As is the case with most cities, the biggest expense in Tolleson is public safety. The city is budgeting about $5.6 million for its police department and $4.7 million for its fire department.
Tolleson has 217 full-time employees.
Tovar was asked about the 15% budget increase.
“The upcoming fiscal year 2020-2021 budget includes the cost of a brand-new City Hall complex that includes a contemporary library, senior center and council chambers to replace the existing complex, which was opened in 1967,” she said.
“In addition, if the voters approve the new Aquatics Center and Park Improvements bond in November, there is a $5 million dollar authority in the budget to begin construction.”
Tovar added that the Water Fund has additional budget authority of approximately $2 million dollars for a land purchase.
And, she said, “The city of Tolleson is proud to continue to support the Tolleson Elementary School District preschool program, for we believe that early childhood education is the cornerstone of long-term academic success, which begets a qualified workforce.”
When Gov. Doug Ducey gave cities the power to create and enforce mask policies in response to the COVID-19 pandemic, Tovar rushed into action—Tolleson was one of the first cities in the Valley with a proclamation requiring masks in public.
“We are experiencing universal support for the mask proclamation,” she said.
The ZIP code 85383 shows one of the highest number of COVID-19 cases in the Valley, with 912 positive cases as of June 26.
“The Tolleson ZIP code of 85353 does not include the city of Tolleson alone. It is comprised of the cities of Phoenix, Avondale and Maricopa County, so to report that all of those cases are in Tolleson proper is not accurate,” Tovar said.
“COVID-19 does not observe municipal borders or ZIP codes.”
Indeed, Tolleson’s neighboring ZIP codes in Maryvale and West Phoenix showed over 1,000 cases. Avondale to the west of Tolleson was significantly lower but still over 600 positive cases.
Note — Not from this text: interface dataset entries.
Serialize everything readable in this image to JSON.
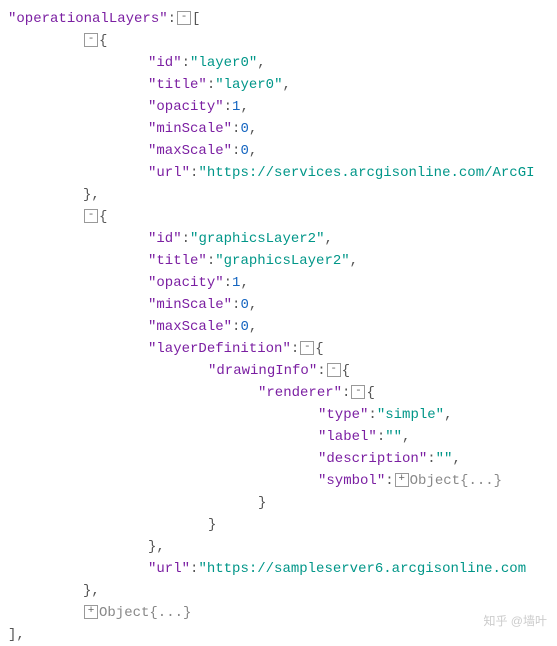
{
  "rootKey": "operationalLayers",
  "layer0": {
    "keys": {
      "id": "id",
      "title": "title",
      "opacity": "opacity",
      "minScale": "minScale",
      "maxScale": "maxScale",
      "url": "url"
    },
    "vals": {
      "id": "layer0",
      "title": "layer0",
      "opacity": "1",
      "minScale": "0",
      "maxScale": "0",
      "url": "https://services.arcgisonline.com/ArcGI"
    }
  },
  "layer1": {
    "keys": {
      "id": "id",
      "title": "title",
      "opacity": "opacity",
      "minScale": "minScale",
      "maxScale": "maxScale",
      "layerDefinition": "layerDefinition",
      "drawingInfo": "drawingInfo",
      "renderer": "renderer",
      "type": "type",
      "label": "label",
      "description": "description",
      "symbol": "symbol",
      "url": "url"
    },
    "vals": {
      "id": "graphicsLayer2",
      "title": "graphicsLayer2",
      "opacity": "1",
      "minScale": "0",
      "maxScale": "0",
      "type": "simple",
      "label": "",
      "description": "",
      "url": "https://sampleserver6.arcgisonline.com"
    }
  },
  "objectPlaceholder": "Object{...}",
  "watermark": "知乎 @墙叶"
}
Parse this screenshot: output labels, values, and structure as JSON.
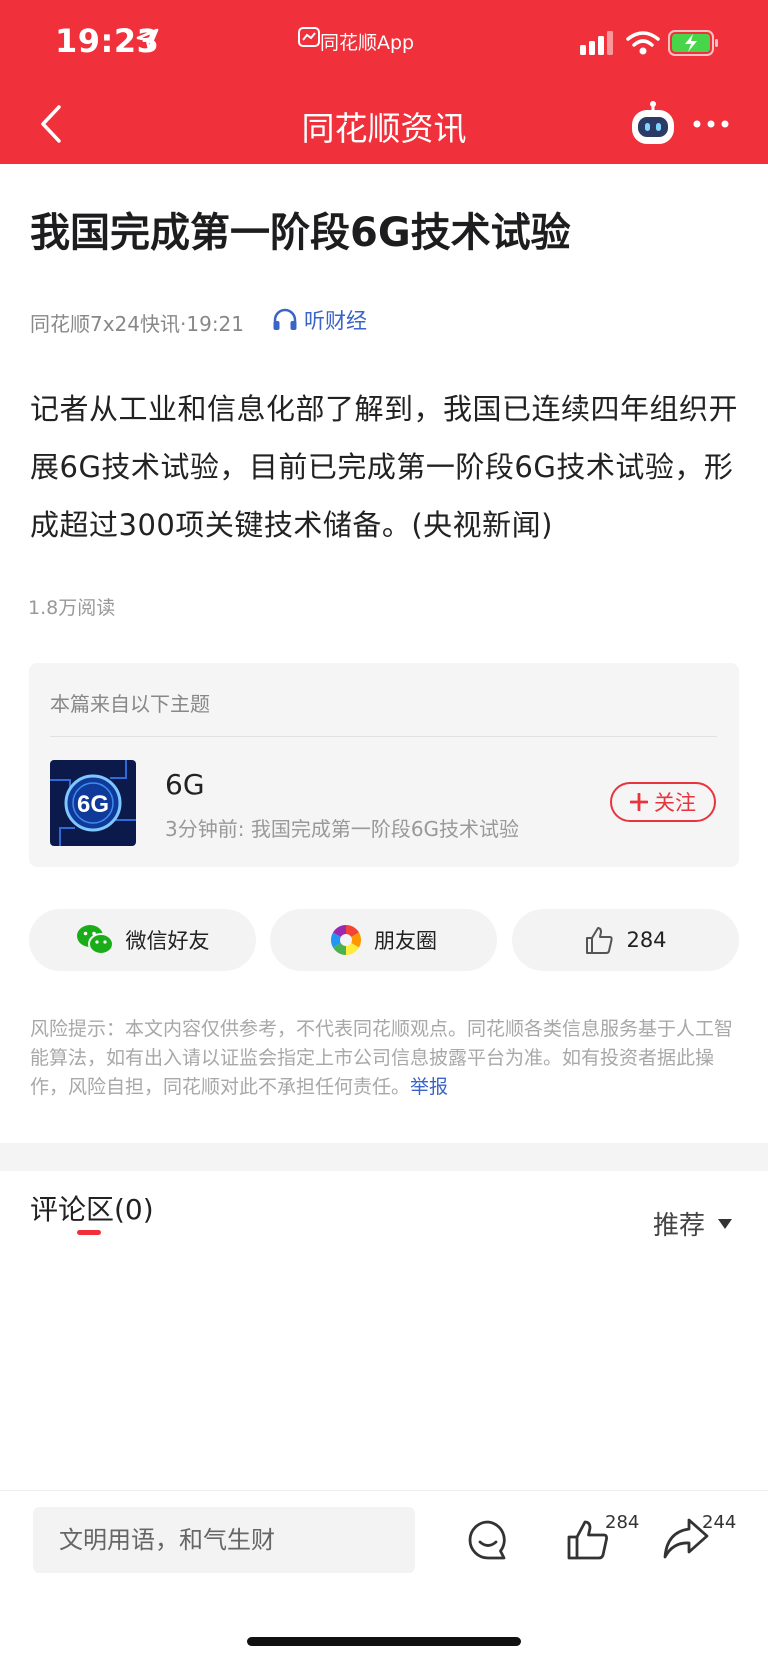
{
  "status_bar": {
    "time": "19:23",
    "app_label": "同花顺App"
  },
  "nav": {
    "title": "同花顺资讯"
  },
  "article": {
    "title": "我国完成第一阶段6G技术试验",
    "source_time": "同花顺7x24快讯·19:21",
    "listen_label": "听财经",
    "body": "记者从工业和信息化部了解到，我国已连续四年组织开展6G技术试验，目前已完成第一阶段6G技术试验，形成超过300项关键技术储备。(央视新闻)",
    "reads": "1.8万阅读"
  },
  "topic": {
    "header": "本篇来自以下主题",
    "image_text": "6G",
    "name": "6G",
    "latest": "3分钟前: 我国完成第一阶段6G技术试验",
    "follow_label": "关注"
  },
  "share": {
    "wechat_label": "微信好友",
    "moments_label": "朋友圈",
    "likes_count": "284"
  },
  "risk": {
    "text": "风险提示：本文内容仅供参考，不代表同花顺观点。同花顺各类信息服务基于人工智能算法，如有出入请以证监会指定上市公司信息披露平台为准。如有投资者据此操作，风险自担，同花顺对此不承担任何责任。",
    "report_label": "举报"
  },
  "comments": {
    "title": "评论区(0)",
    "sort_label": "推荐"
  },
  "bottom_bar": {
    "input_placeholder": "文明用语，和气生财",
    "like_count": "284",
    "share_count": "244"
  },
  "colors": {
    "brand_red": "#f0303a",
    "link_blue": "#3a64c8",
    "wechat_green": "#1aad19"
  },
  "icons": [
    "location-arrow-icon",
    "cellular-icon",
    "wifi-icon",
    "battery-charging-icon",
    "back-arrow-icon",
    "robot-assistant-icon",
    "more-dots-icon",
    "headphones-icon",
    "plus-icon",
    "wechat-icon",
    "moments-icon",
    "thumbs-up-icon",
    "dropdown-caret-icon",
    "comment-bubble-icon",
    "share-arrow-icon"
  ]
}
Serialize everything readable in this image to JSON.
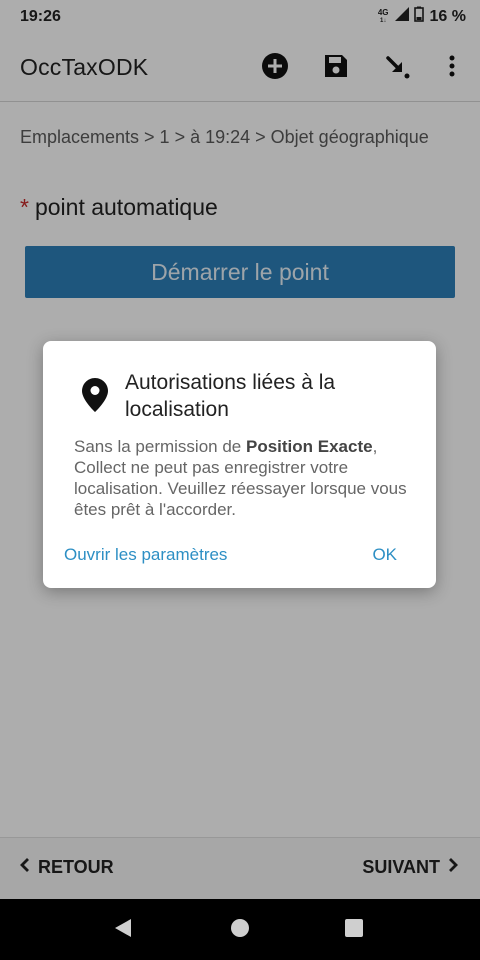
{
  "status_bar": {
    "time": "19:26",
    "network": "4G",
    "network_sub": "1↓",
    "battery": "16 %"
  },
  "app_bar": {
    "title": "OccTaxODK",
    "icons": [
      "add-circle-icon",
      "save-icon",
      "arrow-down-right-icon",
      "more-vert-icon"
    ]
  },
  "form": {
    "breadcrumb": "Emplacements > 1 > à 19:24 > Objet géographique",
    "required_marker": "*",
    "question_label": "point automatique",
    "start_button": "Démarrer le point"
  },
  "dialog": {
    "icon": "location-pin-icon",
    "title": "Autorisations liées à la localisation",
    "body_prefix": "Sans la permission de ",
    "body_bold": "Position Exacte",
    "body_suffix": ", Collect ne peut pas enregistrer votre localisation. Veuillez réessayer lorsque vous êtes prêt à l'accorder.",
    "settings_button": "Ouvrir les paramètres",
    "ok_button": "OK"
  },
  "bottom_nav": {
    "back_label": "RETOUR",
    "next_label": "SUIVANT"
  },
  "colors": {
    "accent": "#2d7fb8",
    "link": "#2d8fc4",
    "required": "#c62828"
  }
}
“Cities are left to their own devices to combat spread, which is why I consult with my fellow mayors constantly to identify best practices and ensure a uniform response to the fullest extent possible,” Tovar said.
At a testing site in Maryvale, people waited for hours June 21 for COVID-19 tests. Tovar pushed to get testing available for employees of the JBS meat plant in Tolleson.
More tests are needed, she insists.
“Mass testing sites are lacking in Southwest Valley suburbs. I implore the Arizona Department of Health Services and Gov. Ducey to coordinate future free testing blitz locations in West Valley communities,” Tovar said.
“Testing events where hundreds waited up to 13 hours to get tested in Maryvale should never have happened. Our West Valley residents are worthy of better access to free testing.”
She said she and other leaders helped bring five COVID-19 test events to Tolleson, “with over 1,000 tests administered in our city. We are working to secure future dates for more testing because our community deserves access to free and convenient testing.”